Mars One: Would You Go?
If you had the option of a one way ticket to Mars, would you accept?
Mars One, a not-for-profit Dutch organisation hoping to colonise Mars, has recently sifted through 200,000 applications to select 100 hopeful candidates, all of whom are desperate to obtain one of the four hallowed places on the first Mars Mission taking place in 2025. If all goes well, four more people will be sent up every two years after, in order to grow the human colony. The process will be televised for us earthlings.
These budding “Marstronauts” are coming from all corners of the world to be propelled onto the red planet. With 38 selected candidates, the US has the largest number of contenders, closely followed by 31 from Europe, 16 from Asia, 7 from Africa and 7 from Australia. One aspiring astronaut is St Louisian Maggie Duckworth who has made headlines by expressing her willingness to have a child during her time in Mars, in order to help advances in scientific research. Oxford University physics student Ryan McDonald is, at 21, the youngest candidate, and seems to be particularly concerned about how the Mars mission is putting paid to his love life here on earth. He says that girls don’t seem to be reacting very well when he says in ten years he’ll be leaving this planet. That certainly brings a new meaning to long distance relationships! McDonald has, however, said he’s open to the idea of an extra-terrestrial relationship. Perhaps he might find love with British PhD student Maggie Lieu, another Mars hopeful. She defends the controversial “shock to the world” mission by explaining that it’s just like any other technological advance, most of which are initially met with scrutiny but become accepted over the years. Our very own iPhones are a prime example.
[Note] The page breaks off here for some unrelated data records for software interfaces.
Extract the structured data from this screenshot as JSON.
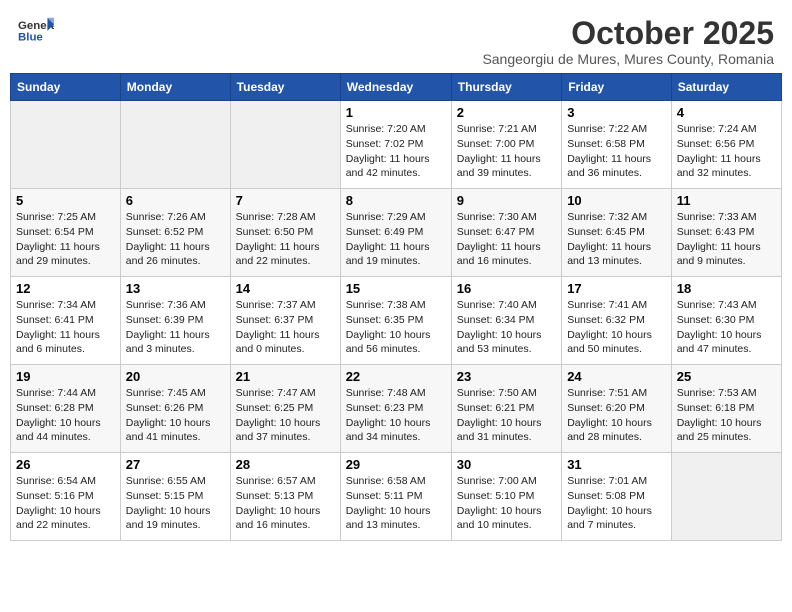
{
  "header": {
    "logo_general": "General",
    "logo_blue": "Blue",
    "title": "October 2025",
    "subtitle": "Sangeorgiu de Mures, Mures County, Romania"
  },
  "columns": [
    "Sunday",
    "Monday",
    "Tuesday",
    "Wednesday",
    "Thursday",
    "Friday",
    "Saturday"
  ],
  "weeks": [
    [
      {
        "day": "",
        "info": ""
      },
      {
        "day": "",
        "info": ""
      },
      {
        "day": "",
        "info": ""
      },
      {
        "day": "1",
        "info": "Sunrise: 7:20 AM\nSunset: 7:02 PM\nDaylight: 11 hours\nand 42 minutes."
      },
      {
        "day": "2",
        "info": "Sunrise: 7:21 AM\nSunset: 7:00 PM\nDaylight: 11 hours\nand 39 minutes."
      },
      {
        "day": "3",
        "info": "Sunrise: 7:22 AM\nSunset: 6:58 PM\nDaylight: 11 hours\nand 36 minutes."
      },
      {
        "day": "4",
        "info": "Sunrise: 7:24 AM\nSunset: 6:56 PM\nDaylight: 11 hours\nand 32 minutes."
      }
    ],
    [
      {
        "day": "5",
        "info": "Sunrise: 7:25 AM\nSunset: 6:54 PM\nDaylight: 11 hours\nand 29 minutes."
      },
      {
        "day": "6",
        "info": "Sunrise: 7:26 AM\nSunset: 6:52 PM\nDaylight: 11 hours\nand 26 minutes."
      },
      {
        "day": "7",
        "info": "Sunrise: 7:28 AM\nSunset: 6:50 PM\nDaylight: 11 hours\nand 22 minutes."
      },
      {
        "day": "8",
        "info": "Sunrise: 7:29 AM\nSunset: 6:49 PM\nDaylight: 11 hours\nand 19 minutes."
      },
      {
        "day": "9",
        "info": "Sunrise: 7:30 AM\nSunset: 6:47 PM\nDaylight: 11 hours\nand 16 minutes."
      },
      {
        "day": "10",
        "info": "Sunrise: 7:32 AM\nSunset: 6:45 PM\nDaylight: 11 hours\nand 13 minutes."
      },
      {
        "day": "11",
        "info": "Sunrise: 7:33 AM\nSunset: 6:43 PM\nDaylight: 11 hours\nand 9 minutes."
      }
    ],
    [
      {
        "day": "12",
        "info": "Sunrise: 7:34 AM\nSunset: 6:41 PM\nDaylight: 11 hours\nand 6 minutes."
      },
      {
        "day": "13",
        "info": "Sunrise: 7:36 AM\nSunset: 6:39 PM\nDaylight: 11 hours\nand 3 minutes."
      },
      {
        "day": "14",
        "info": "Sunrise: 7:37 AM\nSunset: 6:37 PM\nDaylight: 11 hours\nand 0 minutes."
      },
      {
        "day": "15",
        "info": "Sunrise: 7:38 AM\nSunset: 6:35 PM\nDaylight: 10 hours\nand 56 minutes."
      },
      {
        "day": "16",
        "info": "Sunrise: 7:40 AM\nSunset: 6:34 PM\nDaylight: 10 hours\nand 53 minutes."
      },
      {
        "day": "17",
        "info": "Sunrise: 7:41 AM\nSunset: 6:32 PM\nDaylight: 10 hours\nand 50 minutes."
      },
      {
        "day": "18",
        "info": "Sunrise: 7:43 AM\nSunset: 6:30 PM\nDaylight: 10 hours\nand 47 minutes."
      }
    ],
    [
      {
        "day": "19",
        "info": "Sunrise: 7:44 AM\nSunset: 6:28 PM\nDaylight: 10 hours\nand 44 minutes."
      },
      {
        "day": "20",
        "info": "Sunrise: 7:45 AM\nSunset: 6:26 PM\nDaylight: 10 hours\nand 41 minutes."
      },
      {
        "day": "21",
        "info": "Sunrise: 7:47 AM\nSunset: 6:25 PM\nDaylight: 10 hours\nand 37 minutes."
      },
      {
        "day": "22",
        "info": "Sunrise: 7:48 AM\nSunset: 6:23 PM\nDaylight: 10 hours\nand 34 minutes."
      },
      {
        "day": "23",
        "info": "Sunrise: 7:50 AM\nSunset: 6:21 PM\nDaylight: 10 hours\nand 31 minutes."
      },
      {
        "day": "24",
        "info": "Sunrise: 7:51 AM\nSunset: 6:20 PM\nDaylight: 10 hours\nand 28 minutes."
      },
      {
        "day": "25",
        "info": "Sunrise: 7:53 AM\nSunset: 6:18 PM\nDaylight: 10 hours\nand 25 minutes."
      }
    ],
    [
      {
        "day": "26",
        "info": "Sunrise: 6:54 AM\nSunset: 5:16 PM\nDaylight: 10 hours\nand 22 minutes."
      },
      {
        "day": "27",
        "info": "Sunrise: 6:55 AM\nSunset: 5:15 PM\nDaylight: 10 hours\nand 19 minutes."
      },
      {
        "day": "28",
        "info": "Sunrise: 6:57 AM\nSunset: 5:13 PM\nDaylight: 10 hours\nand 16 minutes."
      },
      {
        "day": "29",
        "info": "Sunrise: 6:58 AM\nSunset: 5:11 PM\nDaylight: 10 hours\nand 13 minutes."
      },
      {
        "day": "30",
        "info": "Sunrise: 7:00 AM\nSunset: 5:10 PM\nDaylight: 10 hours\nand 10 minutes."
      },
      {
        "day": "31",
        "info": "Sunrise: 7:01 AM\nSunset: 5:08 PM\nDaylight: 10 hours\nand 7 minutes."
      },
      {
        "day": "",
        "info": ""
      }
    ]
  ]
}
Nevertheless, leading space scientists are describing the project as a “suicide mission”, with studies revealing that the explorers would likely survive a mere 68 days. Director of the UK National Space Academy Programme, Anu Ojha OBE, has warned candidates not to get their hopes up that the mission will ever get off the ground. He explains, in rather fun-sucker fashion, that despite it being a great PR project which has understandably captured the public’s interest and imagination, “space engineering obeys the laws of physics not PR”.
His realism is reminiscent of childhood excitement about building a treehouse, only to be told by a parent that the trees were too weak, or the weather too cold. But, as was the case back then, the parent was inevitably, and frustratingly, right. Ojha has pointed out that Mars One is trying to colonise the planet on a much tighter timescale and much smaller budget than that even of NASA who, despite their long established expertise in the business, envisage sending humans to Mars and back again in 2035 at the earliest, with a budget ten times the size of Mars One’s.
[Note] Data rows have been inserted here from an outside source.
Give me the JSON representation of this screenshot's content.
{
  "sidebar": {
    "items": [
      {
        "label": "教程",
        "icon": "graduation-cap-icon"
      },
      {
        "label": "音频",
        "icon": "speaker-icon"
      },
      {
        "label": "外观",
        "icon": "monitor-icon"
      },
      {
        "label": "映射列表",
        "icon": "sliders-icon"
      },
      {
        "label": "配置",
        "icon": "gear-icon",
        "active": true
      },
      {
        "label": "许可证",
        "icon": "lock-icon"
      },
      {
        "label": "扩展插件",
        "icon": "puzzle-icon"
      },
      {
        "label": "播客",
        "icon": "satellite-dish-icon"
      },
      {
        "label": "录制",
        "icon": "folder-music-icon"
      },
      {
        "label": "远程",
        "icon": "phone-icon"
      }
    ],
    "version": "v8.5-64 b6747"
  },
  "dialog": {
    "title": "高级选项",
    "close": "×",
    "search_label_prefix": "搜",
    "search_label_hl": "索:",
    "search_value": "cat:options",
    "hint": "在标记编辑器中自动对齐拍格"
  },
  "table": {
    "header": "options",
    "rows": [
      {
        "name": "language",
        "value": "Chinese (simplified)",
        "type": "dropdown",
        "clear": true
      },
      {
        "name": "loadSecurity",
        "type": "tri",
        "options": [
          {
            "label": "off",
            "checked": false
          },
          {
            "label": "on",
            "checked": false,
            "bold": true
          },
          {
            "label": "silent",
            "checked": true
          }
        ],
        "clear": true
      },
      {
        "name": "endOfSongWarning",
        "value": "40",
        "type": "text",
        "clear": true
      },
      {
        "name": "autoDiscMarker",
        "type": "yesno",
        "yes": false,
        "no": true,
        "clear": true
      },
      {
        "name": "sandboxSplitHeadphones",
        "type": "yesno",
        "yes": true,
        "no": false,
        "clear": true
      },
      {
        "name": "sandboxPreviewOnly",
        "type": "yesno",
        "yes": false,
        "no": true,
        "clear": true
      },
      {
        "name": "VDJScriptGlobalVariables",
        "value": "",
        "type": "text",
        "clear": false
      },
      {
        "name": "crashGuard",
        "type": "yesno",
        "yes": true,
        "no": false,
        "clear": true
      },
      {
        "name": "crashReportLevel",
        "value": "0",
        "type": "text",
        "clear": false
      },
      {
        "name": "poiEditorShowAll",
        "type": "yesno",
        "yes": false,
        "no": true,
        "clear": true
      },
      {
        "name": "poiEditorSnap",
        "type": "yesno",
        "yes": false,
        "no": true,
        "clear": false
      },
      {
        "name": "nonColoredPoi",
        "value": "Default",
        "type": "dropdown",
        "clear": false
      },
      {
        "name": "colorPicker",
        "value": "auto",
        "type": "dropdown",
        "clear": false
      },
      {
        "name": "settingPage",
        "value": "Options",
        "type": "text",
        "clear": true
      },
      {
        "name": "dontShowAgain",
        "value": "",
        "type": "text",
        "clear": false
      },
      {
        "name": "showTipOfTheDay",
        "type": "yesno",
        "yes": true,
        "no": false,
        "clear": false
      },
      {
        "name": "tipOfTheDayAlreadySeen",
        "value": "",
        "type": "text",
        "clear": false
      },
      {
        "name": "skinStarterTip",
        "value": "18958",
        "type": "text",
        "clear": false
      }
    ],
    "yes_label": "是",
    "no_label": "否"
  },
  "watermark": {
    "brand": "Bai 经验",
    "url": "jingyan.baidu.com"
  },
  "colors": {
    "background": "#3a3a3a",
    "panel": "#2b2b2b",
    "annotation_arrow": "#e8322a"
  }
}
To add fuel to the fire, Mars One currently plans to finance the project solely on TV rights, claiming that the whole world will watch the series when it’s broadcast. But science television broadcaster Dr Christopher Riley points out that the mere costs of televising the process would far outweigh the profits from TV rights and that “that’s where the idea falls down”.
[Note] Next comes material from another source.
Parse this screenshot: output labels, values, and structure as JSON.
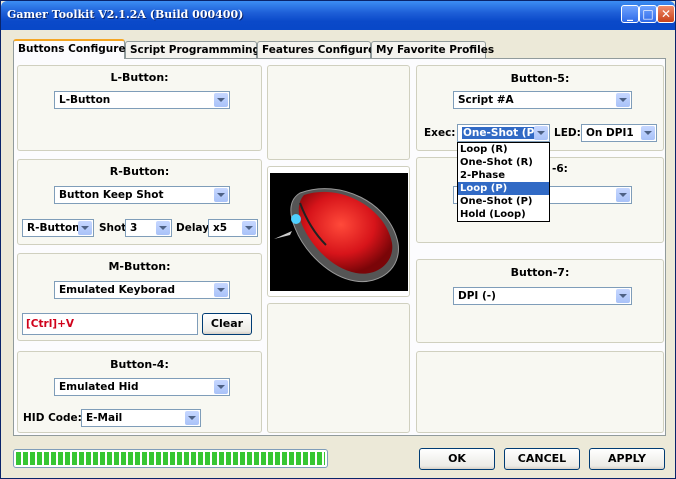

The Mars One project is undeniably fantastic in the way it challenges us to think about the future and the new experiences we can pioneer for ourselves, thanks to ground-breaking scientific research. It reminds us that we really do live in a world of endless opportunity, if we just plan and prepare in the right way. Unfortunately however, Mars One’s technical and financial planning seem to be on a rather naive “wing and a prayer” basis. This lack of preparation may be excusable in itself, but not when it juggles human life and psychological well-being in the way that this project does.
Anna is currently spending the fourth year of her Law degree in France, studying for a Masters in French Law at the University of Rennes. She is slightly obsessed with learning languages, having knowledge of French, Spanish, Portuguese and a little Russian under her belt so far. Alongside her studies, Anna tutors English to foreign students. Fascinated by different cultures and how they interlink, Anna recently took herself off to live in Morocco for a month. In her minimal spare time, Anna likes to read, run, eat, go to church, travel, discover beautiful countryside and improve her classical singing. She also believes that, in the words of Newton Faulkner, people should smile more.